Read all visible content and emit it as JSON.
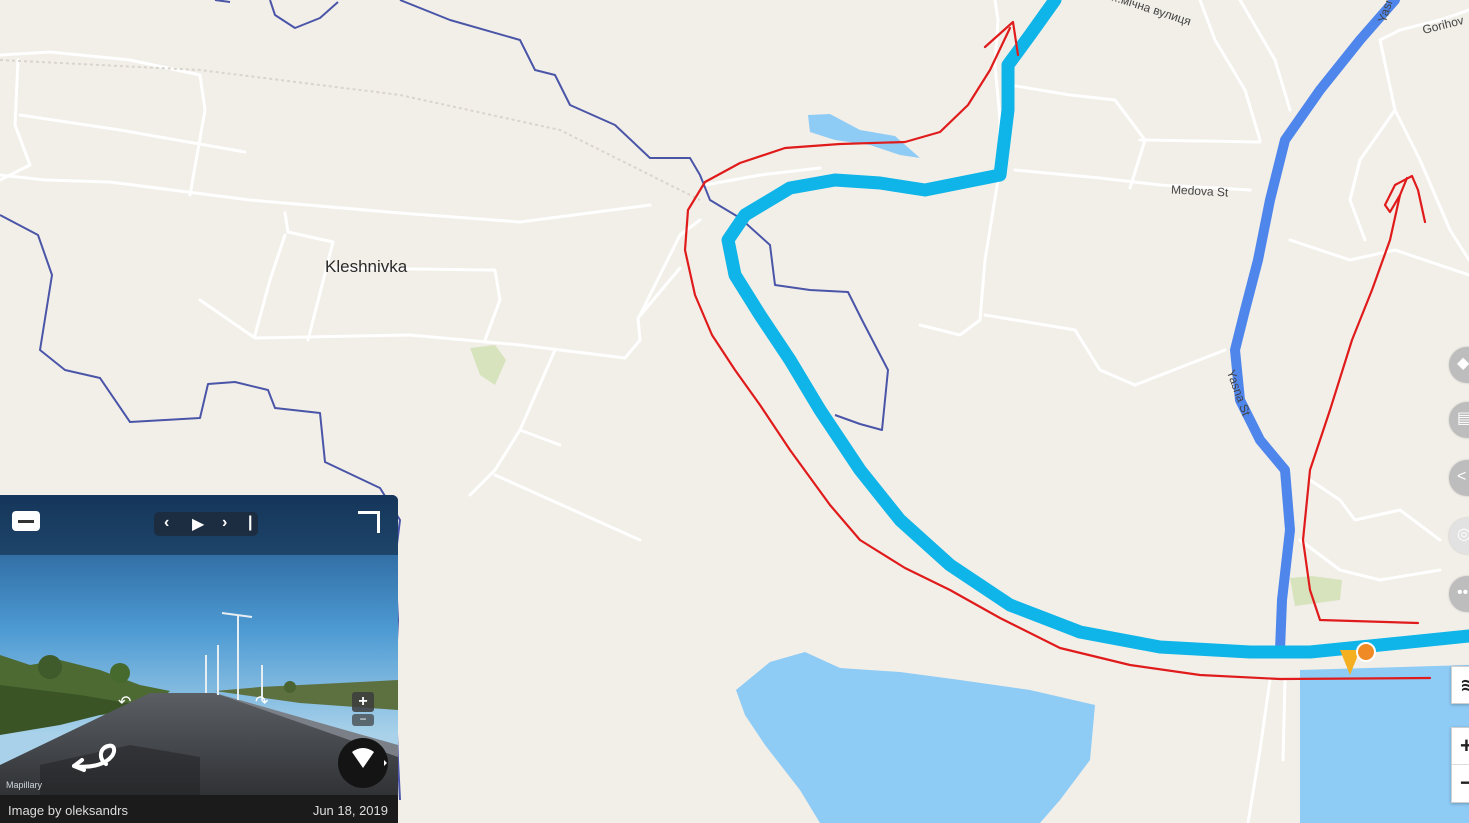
{
  "map": {
    "place_labels": [
      {
        "name": "Kleshnivka"
      }
    ],
    "road_labels": [
      {
        "name": "Medova St"
      },
      {
        "name": "Yasna St"
      },
      {
        "name": "Yasna St"
      },
      {
        "name": "...мічна вулиця"
      },
      {
        "name": "Gorihov"
      }
    ],
    "colors": {
      "land": "#f2efe9",
      "water": "#8ecbf5",
      "road": "#ffffff",
      "boundary": "#4a55a8",
      "route_primary": "#0fb4e8",
      "route_secondary": "#4f86ec",
      "drawn_annotation": "#e01b1b",
      "park": "#d7e3bd",
      "position_marker": "#f08a24"
    }
  },
  "side_buttons": [
    {
      "icon": "tag-icon"
    },
    {
      "icon": "comment-icon"
    },
    {
      "icon": "share-icon"
    },
    {
      "icon": "compass-icon"
    },
    {
      "icon": "more-icon"
    }
  ],
  "map_controls": {
    "layers_icon": "layers-icon",
    "zoom_in_label": "+",
    "zoom_out_label": "−"
  },
  "viewer": {
    "collapse_icon": "minimize-icon",
    "prev_label": "‹",
    "play_label": "▶",
    "next_label": "›",
    "end_label": "|",
    "expand_icon": "expand-icon",
    "zoom_in_label": "+",
    "zoom_out_label": "−",
    "watermark": "Mapillary",
    "credit": "Image by oleksandrs",
    "date": "Jun 18, 2019"
  }
}
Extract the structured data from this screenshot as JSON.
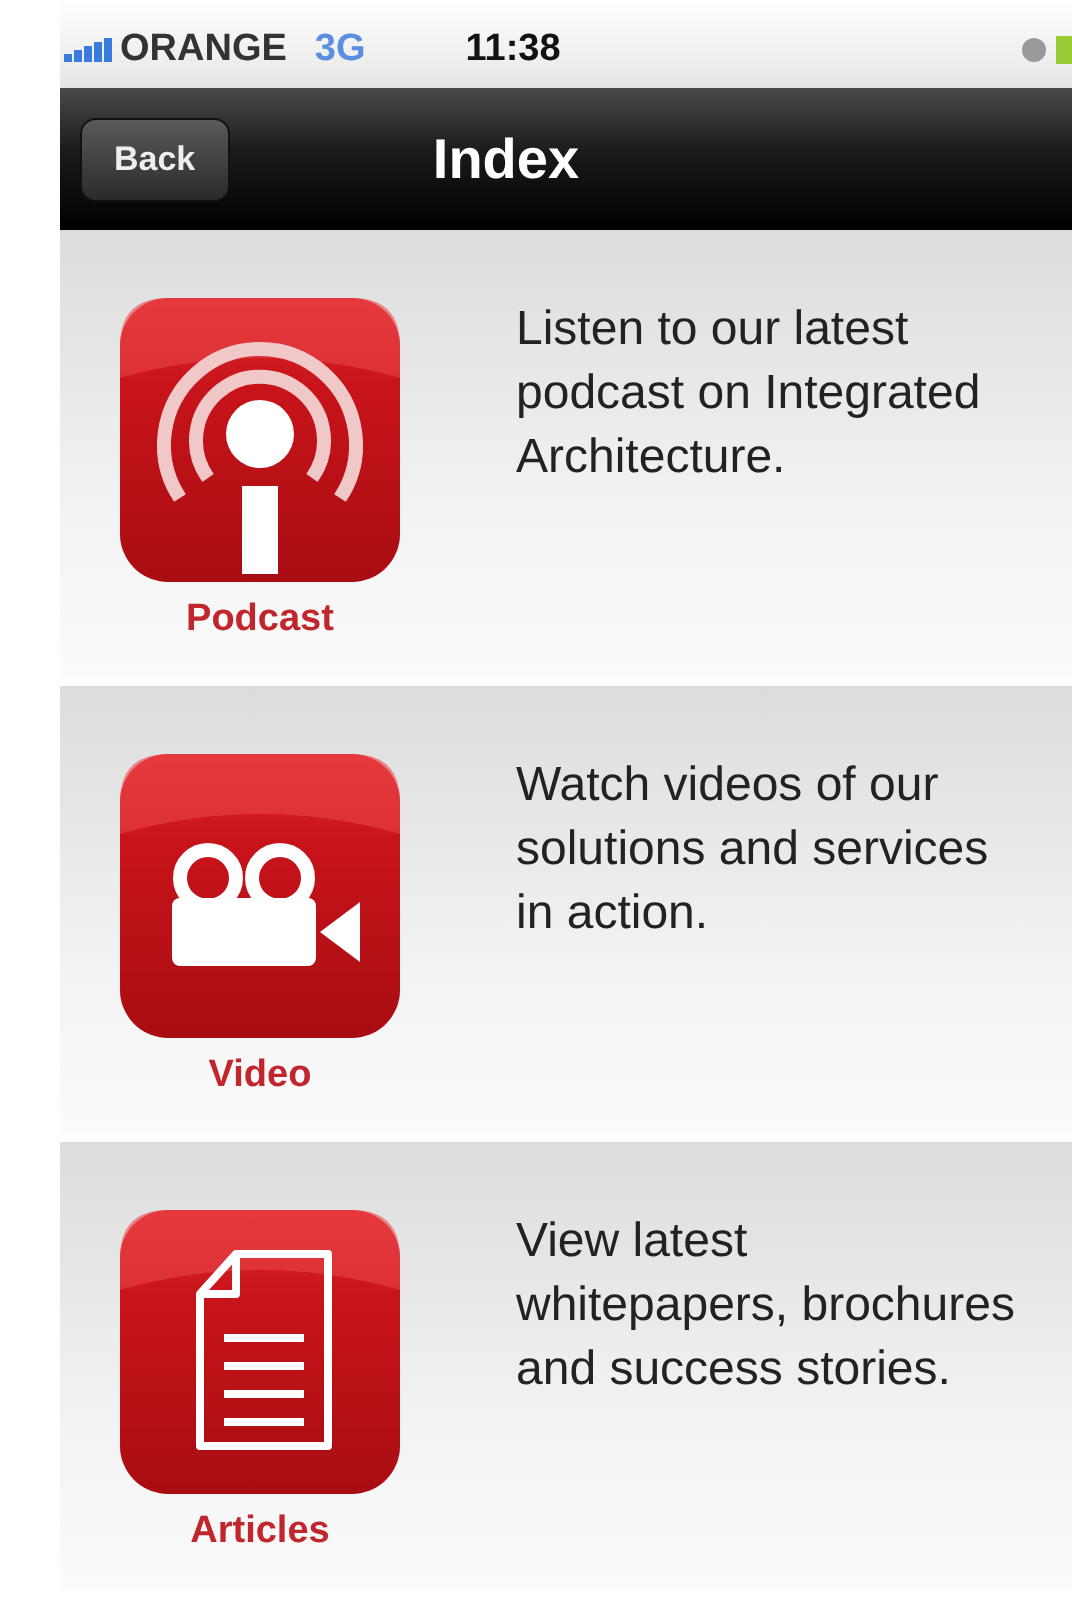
{
  "status_bar": {
    "carrier": "ORANGE",
    "network": "3G",
    "time": "11:38"
  },
  "nav_bar": {
    "back": "Back",
    "title": "Index"
  },
  "items": [
    {
      "kind": "podcast",
      "label": "Podcast",
      "description": "Listen to our latest podcast on Integrated Architecture."
    },
    {
      "kind": "video",
      "label": "Video",
      "description": "Watch videos of our solutions and services in action."
    },
    {
      "kind": "articles",
      "label": "Articles",
      "description": "View latest whitepapers, brochures and success stories."
    }
  ]
}
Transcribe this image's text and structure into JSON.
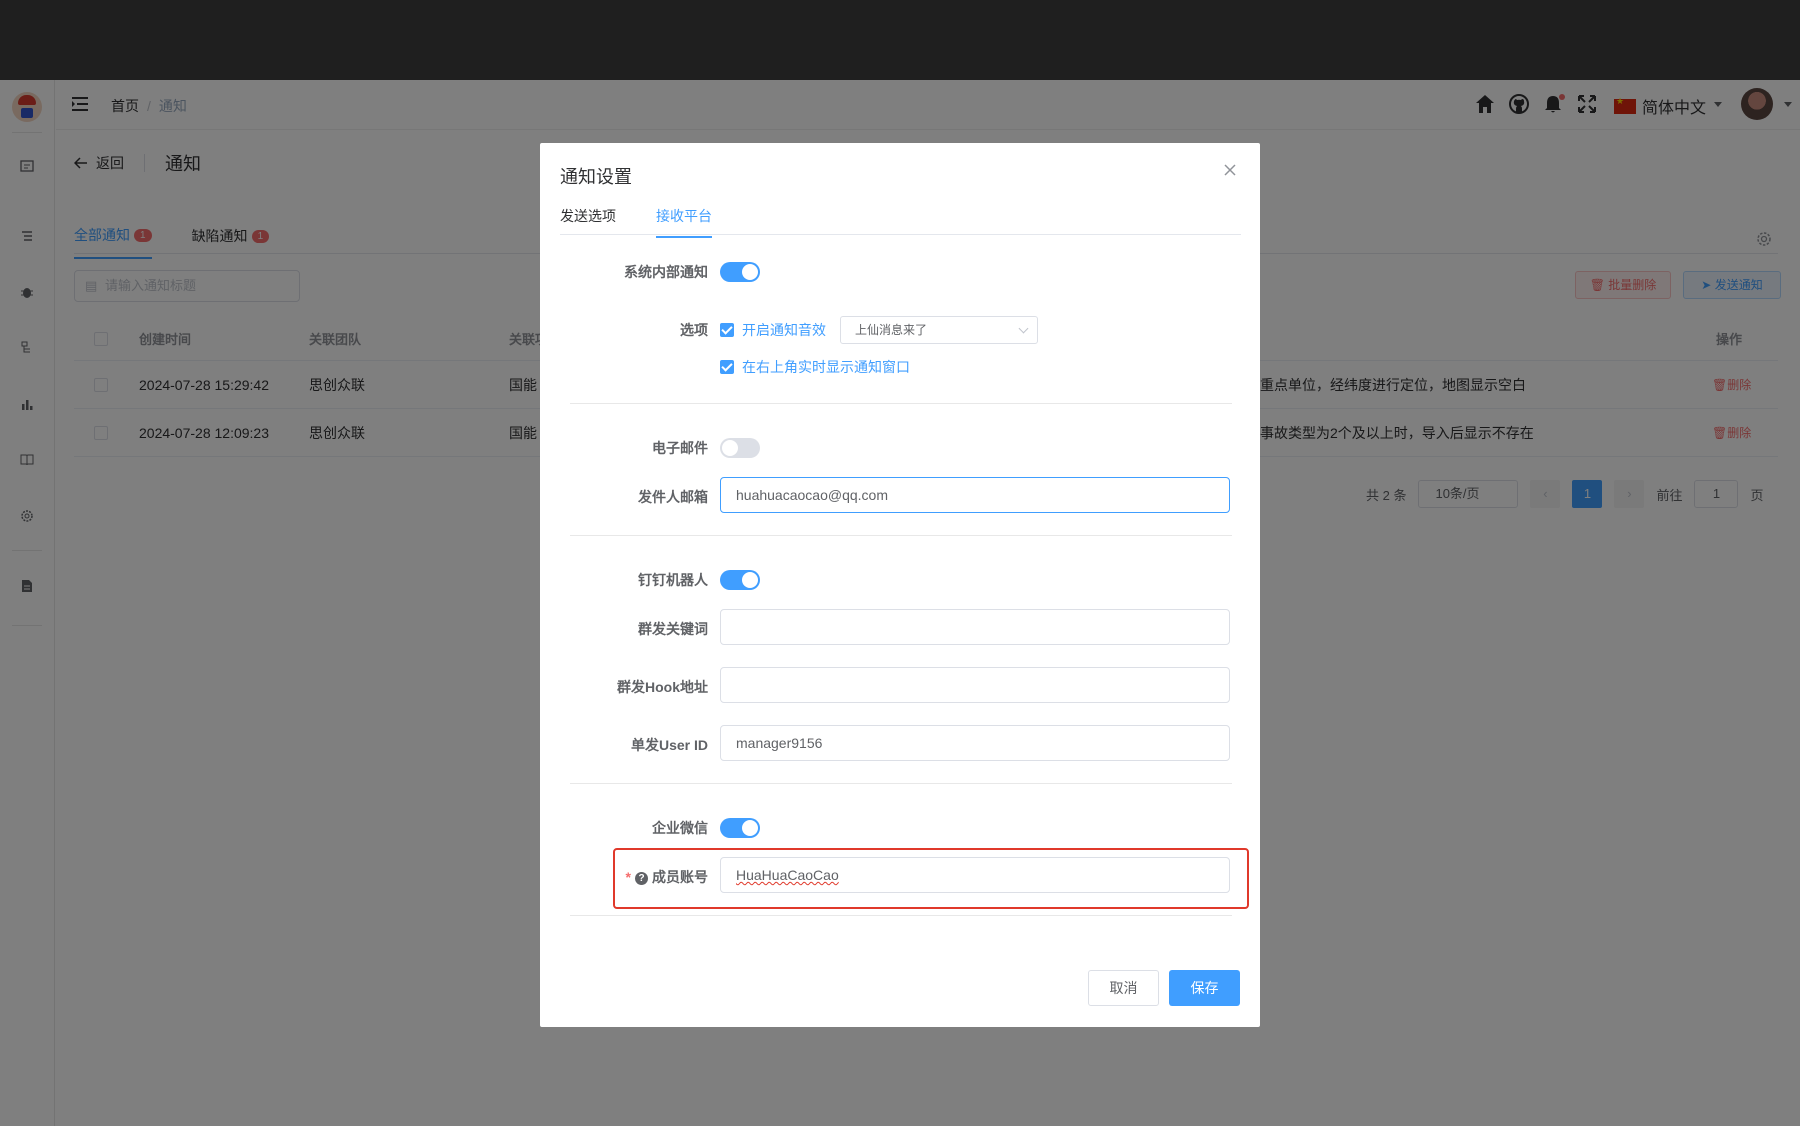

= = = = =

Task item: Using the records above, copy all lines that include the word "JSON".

Answer space:
Read all visible content and emit it as JSON.
Extract the structured data from this screenshot as JSON.
Transcribe this image's text and structure into JSON.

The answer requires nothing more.